Despite the concerted effort to locate Eielson, it was not an indication that bush pilots were a close fraternity. They saw each other as competition for the same dollar. Archie Ferguson moved landing strip flags so that passengers onboard Sig Wien’s plane would have a rough landing. To steal Jack Jefford’s passengers, Ferguson would land ahead, telling waiting customers that Jefford had crashed. Yet all of them, including Ferguson, dropped everything when a pilot went missing.
Gillam continued to study meteorology and navigational aids to improve his skills. He was one of the first in Alaska to install a directional gyro, altimeter and direction-finder in his plane. But the aviation cliché that there are old pilots and bold pilots, but there are no old, bold pilots, eventually caught up with him.
World War II found Gillam flying for Morrison-Knudsen contractors. During the first week of January 1943 he was assigned to fly five passengers from Seattle to Anchorage in a twin-engine Lockheed 10B Electra. Gillam flew through dense fog on instruments, and since Alaska was considered a war zone, maintained radio silence.
As it neared Ketchikan, the plane was struck by a downdraft, dropping 4,000 feet in the dark. Still flying full speed, Gillam swerved to miss a mountain. Seeing a break in the fog, he headed for it when suddenly his right wing struck a tree. After that the only sound was the hissing of hot engines in the snow.
Though the cockpit had crushed down on Gillam and he suffered a deep gash to his head, he managed to crawl out from the wreckage. He built snow shelters for the injured passengers from pieces of the plane, lit fires to warm them and gave them food. They could hear blasting from construction work on nearby Annette Island, but rescue planes could not find them due to the tree canopy. On the sixth day Gillam decided to set out and attempt to signal a rescue party.
When Gillam did not return, two of the passengers dragged two others down the mountainside to a better location near the shore. The fifth passenger had died, and they left her body by the wreckage. A Coast Guard patrol vessel spotted their signal fire along the shoreline.
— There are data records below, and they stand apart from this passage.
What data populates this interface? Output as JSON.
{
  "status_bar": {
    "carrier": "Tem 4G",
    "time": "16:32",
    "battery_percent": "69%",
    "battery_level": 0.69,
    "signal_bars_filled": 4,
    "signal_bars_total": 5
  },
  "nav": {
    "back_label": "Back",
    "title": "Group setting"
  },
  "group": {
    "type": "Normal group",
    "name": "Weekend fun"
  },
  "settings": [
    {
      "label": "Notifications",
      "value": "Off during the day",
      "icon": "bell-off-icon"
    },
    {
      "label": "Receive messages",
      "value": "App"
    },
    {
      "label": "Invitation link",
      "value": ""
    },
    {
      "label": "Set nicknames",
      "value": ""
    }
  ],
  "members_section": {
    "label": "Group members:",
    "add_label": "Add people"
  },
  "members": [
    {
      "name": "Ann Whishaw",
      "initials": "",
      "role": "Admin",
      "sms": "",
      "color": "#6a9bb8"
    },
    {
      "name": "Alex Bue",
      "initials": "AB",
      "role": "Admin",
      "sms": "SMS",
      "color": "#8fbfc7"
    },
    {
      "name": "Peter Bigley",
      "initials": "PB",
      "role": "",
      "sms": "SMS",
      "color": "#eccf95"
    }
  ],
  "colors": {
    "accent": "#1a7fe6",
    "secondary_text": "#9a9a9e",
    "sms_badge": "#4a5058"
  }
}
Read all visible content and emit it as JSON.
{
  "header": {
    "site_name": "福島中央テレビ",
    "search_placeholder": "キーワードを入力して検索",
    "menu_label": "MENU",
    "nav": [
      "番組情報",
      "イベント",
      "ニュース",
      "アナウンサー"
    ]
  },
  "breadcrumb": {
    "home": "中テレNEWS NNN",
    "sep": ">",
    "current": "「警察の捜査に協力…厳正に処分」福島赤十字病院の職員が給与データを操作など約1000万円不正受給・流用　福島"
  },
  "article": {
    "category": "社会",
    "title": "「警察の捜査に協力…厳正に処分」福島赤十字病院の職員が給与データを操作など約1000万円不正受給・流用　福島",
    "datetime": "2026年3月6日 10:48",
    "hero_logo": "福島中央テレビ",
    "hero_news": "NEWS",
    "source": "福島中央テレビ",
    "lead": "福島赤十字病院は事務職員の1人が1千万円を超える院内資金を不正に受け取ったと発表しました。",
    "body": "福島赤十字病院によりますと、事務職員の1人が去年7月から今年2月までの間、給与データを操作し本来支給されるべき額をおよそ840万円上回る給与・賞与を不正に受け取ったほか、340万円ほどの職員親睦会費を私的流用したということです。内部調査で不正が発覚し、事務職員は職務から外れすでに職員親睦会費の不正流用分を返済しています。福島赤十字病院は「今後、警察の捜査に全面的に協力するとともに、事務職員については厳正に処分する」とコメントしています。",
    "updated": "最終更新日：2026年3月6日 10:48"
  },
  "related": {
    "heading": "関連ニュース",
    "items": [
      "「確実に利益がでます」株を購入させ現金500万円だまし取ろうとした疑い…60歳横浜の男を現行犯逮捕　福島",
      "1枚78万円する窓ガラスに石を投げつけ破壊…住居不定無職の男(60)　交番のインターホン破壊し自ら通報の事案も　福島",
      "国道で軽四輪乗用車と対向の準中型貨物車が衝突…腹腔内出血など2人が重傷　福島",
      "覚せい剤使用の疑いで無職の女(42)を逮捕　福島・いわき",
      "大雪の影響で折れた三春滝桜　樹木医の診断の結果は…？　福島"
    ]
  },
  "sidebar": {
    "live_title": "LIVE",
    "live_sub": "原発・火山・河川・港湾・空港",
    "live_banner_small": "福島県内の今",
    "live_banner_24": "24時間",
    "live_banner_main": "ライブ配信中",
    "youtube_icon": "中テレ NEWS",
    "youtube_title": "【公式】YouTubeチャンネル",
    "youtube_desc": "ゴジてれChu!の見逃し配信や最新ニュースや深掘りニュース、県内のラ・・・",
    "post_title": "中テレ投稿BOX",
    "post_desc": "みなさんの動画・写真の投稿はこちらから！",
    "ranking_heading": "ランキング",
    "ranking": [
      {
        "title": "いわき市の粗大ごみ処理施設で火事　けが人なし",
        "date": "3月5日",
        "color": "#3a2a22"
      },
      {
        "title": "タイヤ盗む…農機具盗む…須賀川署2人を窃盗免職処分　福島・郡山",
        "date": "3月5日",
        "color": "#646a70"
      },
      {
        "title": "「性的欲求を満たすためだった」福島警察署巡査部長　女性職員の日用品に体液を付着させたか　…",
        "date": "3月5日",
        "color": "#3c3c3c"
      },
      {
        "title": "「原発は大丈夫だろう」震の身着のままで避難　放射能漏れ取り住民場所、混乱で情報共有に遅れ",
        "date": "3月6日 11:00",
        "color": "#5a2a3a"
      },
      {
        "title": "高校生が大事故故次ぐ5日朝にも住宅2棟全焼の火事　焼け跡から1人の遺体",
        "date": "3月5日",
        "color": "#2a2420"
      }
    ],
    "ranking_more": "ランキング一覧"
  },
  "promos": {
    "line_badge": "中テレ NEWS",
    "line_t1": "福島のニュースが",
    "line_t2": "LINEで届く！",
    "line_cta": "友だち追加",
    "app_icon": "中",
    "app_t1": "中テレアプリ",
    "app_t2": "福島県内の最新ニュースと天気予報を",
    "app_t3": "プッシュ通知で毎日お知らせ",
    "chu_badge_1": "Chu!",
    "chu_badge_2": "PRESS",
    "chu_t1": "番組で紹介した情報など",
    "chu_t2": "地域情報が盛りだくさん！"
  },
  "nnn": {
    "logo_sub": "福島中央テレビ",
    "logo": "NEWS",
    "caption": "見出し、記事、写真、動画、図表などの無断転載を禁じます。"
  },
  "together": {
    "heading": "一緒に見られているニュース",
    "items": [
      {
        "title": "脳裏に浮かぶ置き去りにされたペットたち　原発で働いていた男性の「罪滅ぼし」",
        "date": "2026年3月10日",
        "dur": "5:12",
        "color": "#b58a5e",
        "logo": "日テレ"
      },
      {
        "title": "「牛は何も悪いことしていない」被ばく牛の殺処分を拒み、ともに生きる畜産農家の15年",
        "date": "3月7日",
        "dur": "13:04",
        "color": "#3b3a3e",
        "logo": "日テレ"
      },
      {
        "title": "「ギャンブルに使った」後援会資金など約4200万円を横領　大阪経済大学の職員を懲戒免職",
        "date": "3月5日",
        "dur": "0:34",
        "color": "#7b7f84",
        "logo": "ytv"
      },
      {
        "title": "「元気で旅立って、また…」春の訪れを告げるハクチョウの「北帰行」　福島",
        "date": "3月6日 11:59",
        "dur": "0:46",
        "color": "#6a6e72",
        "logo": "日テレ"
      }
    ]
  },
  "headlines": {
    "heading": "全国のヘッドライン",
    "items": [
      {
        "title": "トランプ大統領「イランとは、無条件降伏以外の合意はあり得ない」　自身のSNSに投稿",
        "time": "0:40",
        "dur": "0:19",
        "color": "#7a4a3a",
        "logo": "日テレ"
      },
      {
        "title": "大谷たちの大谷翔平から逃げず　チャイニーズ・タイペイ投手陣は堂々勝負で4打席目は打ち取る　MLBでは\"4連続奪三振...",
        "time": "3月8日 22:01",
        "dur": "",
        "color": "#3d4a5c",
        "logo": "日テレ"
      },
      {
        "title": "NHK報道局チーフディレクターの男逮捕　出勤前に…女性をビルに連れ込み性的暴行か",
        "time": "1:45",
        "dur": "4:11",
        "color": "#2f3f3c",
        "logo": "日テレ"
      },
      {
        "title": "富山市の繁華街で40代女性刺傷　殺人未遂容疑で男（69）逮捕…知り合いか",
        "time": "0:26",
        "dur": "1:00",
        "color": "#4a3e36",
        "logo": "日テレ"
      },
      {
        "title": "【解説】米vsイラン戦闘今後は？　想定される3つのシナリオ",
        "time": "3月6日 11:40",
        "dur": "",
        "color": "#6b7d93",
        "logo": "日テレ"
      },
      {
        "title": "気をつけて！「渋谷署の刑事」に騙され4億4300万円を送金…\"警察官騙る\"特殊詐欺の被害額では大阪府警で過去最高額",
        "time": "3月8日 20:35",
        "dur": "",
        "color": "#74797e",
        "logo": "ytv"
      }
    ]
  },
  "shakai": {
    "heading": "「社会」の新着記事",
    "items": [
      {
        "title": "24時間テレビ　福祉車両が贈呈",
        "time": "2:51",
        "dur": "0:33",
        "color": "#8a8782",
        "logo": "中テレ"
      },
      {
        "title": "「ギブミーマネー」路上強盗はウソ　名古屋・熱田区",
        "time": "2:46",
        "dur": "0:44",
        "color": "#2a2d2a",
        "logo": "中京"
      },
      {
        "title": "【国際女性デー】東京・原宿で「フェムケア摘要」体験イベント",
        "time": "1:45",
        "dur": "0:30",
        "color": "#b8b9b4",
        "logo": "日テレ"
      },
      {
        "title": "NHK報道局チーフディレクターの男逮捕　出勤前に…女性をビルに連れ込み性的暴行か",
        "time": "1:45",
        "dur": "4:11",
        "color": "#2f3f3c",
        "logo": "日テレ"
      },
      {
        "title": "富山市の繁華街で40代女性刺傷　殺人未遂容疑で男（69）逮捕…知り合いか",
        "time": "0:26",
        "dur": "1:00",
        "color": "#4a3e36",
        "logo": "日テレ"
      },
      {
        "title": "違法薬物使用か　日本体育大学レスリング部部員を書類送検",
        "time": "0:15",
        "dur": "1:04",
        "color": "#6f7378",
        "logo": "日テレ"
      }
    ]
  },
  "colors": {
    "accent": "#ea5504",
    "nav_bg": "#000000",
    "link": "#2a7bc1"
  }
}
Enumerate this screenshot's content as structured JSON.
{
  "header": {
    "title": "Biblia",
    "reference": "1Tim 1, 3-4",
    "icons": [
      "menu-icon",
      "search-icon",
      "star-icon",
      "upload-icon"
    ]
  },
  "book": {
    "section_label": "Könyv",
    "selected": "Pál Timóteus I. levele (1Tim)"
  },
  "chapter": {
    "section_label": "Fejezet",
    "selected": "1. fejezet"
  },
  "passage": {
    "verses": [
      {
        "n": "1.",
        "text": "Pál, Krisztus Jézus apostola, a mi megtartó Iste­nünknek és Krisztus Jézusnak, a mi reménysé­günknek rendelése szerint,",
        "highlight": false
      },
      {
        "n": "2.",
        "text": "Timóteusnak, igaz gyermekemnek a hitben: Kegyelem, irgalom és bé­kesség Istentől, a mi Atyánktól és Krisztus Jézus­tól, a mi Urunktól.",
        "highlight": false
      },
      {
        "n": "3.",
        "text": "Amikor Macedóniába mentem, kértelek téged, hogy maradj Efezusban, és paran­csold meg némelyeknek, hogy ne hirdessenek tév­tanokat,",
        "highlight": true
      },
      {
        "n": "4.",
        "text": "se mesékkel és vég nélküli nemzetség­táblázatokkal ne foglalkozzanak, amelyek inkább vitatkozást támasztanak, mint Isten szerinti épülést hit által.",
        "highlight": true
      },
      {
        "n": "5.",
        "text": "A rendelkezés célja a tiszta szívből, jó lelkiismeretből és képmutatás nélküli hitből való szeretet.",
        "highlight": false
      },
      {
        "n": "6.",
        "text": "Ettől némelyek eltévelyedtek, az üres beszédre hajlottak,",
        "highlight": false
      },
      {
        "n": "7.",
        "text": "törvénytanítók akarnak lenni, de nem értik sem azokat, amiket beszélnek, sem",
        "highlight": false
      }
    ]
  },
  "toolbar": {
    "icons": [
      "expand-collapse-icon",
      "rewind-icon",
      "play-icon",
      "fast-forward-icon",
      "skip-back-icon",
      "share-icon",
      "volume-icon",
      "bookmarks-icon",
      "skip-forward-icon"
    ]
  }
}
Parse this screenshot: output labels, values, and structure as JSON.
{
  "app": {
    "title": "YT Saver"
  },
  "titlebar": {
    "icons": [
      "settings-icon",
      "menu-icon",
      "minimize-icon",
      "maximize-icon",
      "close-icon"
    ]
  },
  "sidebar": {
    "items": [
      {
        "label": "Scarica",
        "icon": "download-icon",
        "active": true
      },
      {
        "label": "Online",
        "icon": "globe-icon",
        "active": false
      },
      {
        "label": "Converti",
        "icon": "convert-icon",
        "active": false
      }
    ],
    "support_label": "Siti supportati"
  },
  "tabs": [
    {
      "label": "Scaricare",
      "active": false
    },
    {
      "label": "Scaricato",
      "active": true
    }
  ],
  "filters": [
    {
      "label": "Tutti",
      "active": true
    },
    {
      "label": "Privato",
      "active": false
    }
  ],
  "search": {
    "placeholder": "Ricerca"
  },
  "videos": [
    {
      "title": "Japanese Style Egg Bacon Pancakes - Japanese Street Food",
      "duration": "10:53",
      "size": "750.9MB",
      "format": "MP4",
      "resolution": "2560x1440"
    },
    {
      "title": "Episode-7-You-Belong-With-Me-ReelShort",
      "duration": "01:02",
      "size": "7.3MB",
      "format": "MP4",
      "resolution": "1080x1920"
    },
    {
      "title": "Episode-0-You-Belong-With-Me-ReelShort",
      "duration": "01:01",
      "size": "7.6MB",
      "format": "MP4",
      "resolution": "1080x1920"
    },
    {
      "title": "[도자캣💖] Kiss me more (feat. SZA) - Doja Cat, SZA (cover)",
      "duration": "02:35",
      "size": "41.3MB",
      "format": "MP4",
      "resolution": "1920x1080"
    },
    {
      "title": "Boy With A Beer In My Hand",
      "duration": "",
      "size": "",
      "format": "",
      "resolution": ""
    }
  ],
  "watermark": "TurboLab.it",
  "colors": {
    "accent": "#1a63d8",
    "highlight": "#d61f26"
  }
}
Gillam’s body was found less than a mile away from the signal fire. He had wrapped himself in a parachute for warmth. There were signs he had broken through the ice of a nearby stream and then attempted to dry his clothes before laying down to rest. He never woke up.
For many, the death of No Kill ’Em Gillam brought a close to the golden age of the Alaskan bush pilot.
Mike Coppock has lived on and off in Alaska since 1985, working as an FAA flight specialist, general store clerk, teacher, editor, state park site manager and cultural interpreter at Denali National Park. Additional reading: Glacier Pilot, by Beth Day; Bush Pilot, by Arnold Griese; Bush Pilots of Alaska, by Kim Heacox; and The Flying North, by Jean Potter.
This feature originally appeared in the January 2021 issue of Aviation History. To subscribe, click here!